*** DATASET RECORDS ***

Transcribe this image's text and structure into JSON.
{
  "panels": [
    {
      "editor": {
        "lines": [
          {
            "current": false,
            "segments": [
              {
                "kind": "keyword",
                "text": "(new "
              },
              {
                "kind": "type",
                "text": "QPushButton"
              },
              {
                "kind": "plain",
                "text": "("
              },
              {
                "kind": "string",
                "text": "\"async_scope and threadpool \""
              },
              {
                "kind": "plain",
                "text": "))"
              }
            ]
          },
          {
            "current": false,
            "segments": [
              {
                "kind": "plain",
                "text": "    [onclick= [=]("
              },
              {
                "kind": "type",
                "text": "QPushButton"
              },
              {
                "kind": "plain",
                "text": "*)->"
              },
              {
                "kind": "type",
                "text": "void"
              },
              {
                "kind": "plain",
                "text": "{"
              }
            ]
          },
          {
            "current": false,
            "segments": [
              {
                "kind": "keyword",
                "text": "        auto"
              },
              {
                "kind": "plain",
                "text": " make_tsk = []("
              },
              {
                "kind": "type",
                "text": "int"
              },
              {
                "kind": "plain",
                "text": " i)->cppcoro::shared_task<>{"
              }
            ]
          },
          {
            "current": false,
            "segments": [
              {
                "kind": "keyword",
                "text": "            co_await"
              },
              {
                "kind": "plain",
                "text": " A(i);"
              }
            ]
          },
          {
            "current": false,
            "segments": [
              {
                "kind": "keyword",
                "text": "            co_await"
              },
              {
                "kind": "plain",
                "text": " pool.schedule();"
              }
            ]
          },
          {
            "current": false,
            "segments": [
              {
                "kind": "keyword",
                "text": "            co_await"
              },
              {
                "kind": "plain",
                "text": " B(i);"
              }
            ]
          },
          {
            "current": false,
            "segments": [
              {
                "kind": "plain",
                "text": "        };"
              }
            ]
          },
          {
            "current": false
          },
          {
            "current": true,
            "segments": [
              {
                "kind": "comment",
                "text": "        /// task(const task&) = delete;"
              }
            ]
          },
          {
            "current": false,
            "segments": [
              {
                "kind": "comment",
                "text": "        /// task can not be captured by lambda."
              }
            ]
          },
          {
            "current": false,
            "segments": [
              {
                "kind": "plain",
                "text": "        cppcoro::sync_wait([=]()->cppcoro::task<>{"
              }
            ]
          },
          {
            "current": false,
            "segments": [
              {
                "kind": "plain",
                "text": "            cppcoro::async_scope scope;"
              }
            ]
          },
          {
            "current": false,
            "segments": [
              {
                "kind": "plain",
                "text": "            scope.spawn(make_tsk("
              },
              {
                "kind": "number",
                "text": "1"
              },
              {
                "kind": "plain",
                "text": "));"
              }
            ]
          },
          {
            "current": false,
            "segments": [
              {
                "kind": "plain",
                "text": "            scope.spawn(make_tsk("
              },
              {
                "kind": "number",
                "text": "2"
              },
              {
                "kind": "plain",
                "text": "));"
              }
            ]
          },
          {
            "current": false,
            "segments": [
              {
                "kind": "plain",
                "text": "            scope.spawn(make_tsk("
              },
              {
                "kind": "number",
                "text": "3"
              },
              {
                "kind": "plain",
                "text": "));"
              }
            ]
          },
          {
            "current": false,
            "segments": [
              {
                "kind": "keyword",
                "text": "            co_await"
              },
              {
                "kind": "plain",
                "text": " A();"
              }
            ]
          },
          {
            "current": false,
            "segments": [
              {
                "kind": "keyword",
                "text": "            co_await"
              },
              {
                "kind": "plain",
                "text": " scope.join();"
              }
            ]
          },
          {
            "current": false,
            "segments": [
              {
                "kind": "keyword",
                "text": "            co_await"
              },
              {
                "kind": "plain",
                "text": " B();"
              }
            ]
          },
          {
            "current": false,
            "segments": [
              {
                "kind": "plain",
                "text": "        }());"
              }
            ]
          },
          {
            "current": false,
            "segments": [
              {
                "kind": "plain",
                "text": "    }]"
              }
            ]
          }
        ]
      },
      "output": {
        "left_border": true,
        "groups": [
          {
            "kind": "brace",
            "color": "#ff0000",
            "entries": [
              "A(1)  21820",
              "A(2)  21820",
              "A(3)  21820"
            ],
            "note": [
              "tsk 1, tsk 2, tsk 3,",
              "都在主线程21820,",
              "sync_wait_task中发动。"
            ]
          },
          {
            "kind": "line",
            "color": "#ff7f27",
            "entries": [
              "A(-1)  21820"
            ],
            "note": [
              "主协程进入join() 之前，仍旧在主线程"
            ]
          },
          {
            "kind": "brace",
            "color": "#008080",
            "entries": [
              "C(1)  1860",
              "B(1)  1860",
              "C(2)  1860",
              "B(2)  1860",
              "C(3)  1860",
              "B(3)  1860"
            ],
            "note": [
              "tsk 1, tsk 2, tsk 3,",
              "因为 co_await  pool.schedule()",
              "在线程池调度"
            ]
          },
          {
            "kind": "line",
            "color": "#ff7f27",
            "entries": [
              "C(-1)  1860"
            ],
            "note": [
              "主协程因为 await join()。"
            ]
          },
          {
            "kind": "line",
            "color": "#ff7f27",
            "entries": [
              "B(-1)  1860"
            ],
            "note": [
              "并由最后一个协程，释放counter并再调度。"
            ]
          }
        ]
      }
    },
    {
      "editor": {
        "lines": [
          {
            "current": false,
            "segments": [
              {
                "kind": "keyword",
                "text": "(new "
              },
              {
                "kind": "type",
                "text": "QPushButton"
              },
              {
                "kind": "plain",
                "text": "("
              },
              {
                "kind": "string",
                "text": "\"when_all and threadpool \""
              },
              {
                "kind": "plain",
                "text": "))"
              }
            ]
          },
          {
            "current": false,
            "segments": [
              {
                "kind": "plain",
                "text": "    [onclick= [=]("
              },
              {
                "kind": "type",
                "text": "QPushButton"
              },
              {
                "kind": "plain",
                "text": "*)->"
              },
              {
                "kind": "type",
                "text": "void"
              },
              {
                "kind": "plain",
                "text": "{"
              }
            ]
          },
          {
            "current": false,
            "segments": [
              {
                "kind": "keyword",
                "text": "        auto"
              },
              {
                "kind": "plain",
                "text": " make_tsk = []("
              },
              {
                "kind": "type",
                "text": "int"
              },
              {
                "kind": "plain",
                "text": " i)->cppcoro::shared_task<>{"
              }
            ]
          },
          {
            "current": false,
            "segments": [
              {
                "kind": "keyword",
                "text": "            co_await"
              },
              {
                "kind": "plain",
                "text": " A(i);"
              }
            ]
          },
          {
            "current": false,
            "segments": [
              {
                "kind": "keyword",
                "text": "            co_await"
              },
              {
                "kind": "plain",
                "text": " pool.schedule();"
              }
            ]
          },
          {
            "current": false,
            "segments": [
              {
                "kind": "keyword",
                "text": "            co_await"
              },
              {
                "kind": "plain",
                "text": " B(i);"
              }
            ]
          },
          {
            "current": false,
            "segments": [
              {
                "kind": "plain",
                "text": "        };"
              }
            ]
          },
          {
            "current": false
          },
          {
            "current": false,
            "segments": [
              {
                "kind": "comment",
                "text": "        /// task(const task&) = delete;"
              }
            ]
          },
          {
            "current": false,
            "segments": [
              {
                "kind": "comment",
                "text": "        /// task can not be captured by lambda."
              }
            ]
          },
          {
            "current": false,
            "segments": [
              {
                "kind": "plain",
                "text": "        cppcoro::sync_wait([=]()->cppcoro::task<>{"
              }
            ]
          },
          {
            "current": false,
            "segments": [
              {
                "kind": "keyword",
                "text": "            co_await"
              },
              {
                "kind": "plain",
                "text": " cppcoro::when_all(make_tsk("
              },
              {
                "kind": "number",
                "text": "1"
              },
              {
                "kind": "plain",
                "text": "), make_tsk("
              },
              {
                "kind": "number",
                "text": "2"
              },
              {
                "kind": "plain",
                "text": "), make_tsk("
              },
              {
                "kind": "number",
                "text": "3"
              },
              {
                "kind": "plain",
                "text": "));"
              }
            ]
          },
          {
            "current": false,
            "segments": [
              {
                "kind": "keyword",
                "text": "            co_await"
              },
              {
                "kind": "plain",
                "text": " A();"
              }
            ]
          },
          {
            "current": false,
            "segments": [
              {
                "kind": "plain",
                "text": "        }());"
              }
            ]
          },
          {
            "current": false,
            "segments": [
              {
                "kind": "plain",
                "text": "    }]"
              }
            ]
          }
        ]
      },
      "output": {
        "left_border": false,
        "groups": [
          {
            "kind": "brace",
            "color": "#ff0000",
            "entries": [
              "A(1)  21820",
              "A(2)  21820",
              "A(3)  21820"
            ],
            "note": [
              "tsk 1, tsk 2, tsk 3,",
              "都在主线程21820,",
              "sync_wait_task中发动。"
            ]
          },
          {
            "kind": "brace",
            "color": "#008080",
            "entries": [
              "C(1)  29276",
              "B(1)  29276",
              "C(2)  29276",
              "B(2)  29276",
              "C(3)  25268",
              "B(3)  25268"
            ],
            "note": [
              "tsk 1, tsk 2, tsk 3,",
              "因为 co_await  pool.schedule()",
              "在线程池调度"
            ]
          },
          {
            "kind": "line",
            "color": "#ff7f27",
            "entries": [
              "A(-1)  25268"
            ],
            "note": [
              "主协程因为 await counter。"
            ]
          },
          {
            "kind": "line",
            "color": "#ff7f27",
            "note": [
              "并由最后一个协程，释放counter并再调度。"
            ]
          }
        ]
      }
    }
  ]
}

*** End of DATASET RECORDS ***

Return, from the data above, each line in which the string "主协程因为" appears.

## [FINISHED EXERCISE]
              "主协程因为 await join()。"
              "主协程因为 await counter。"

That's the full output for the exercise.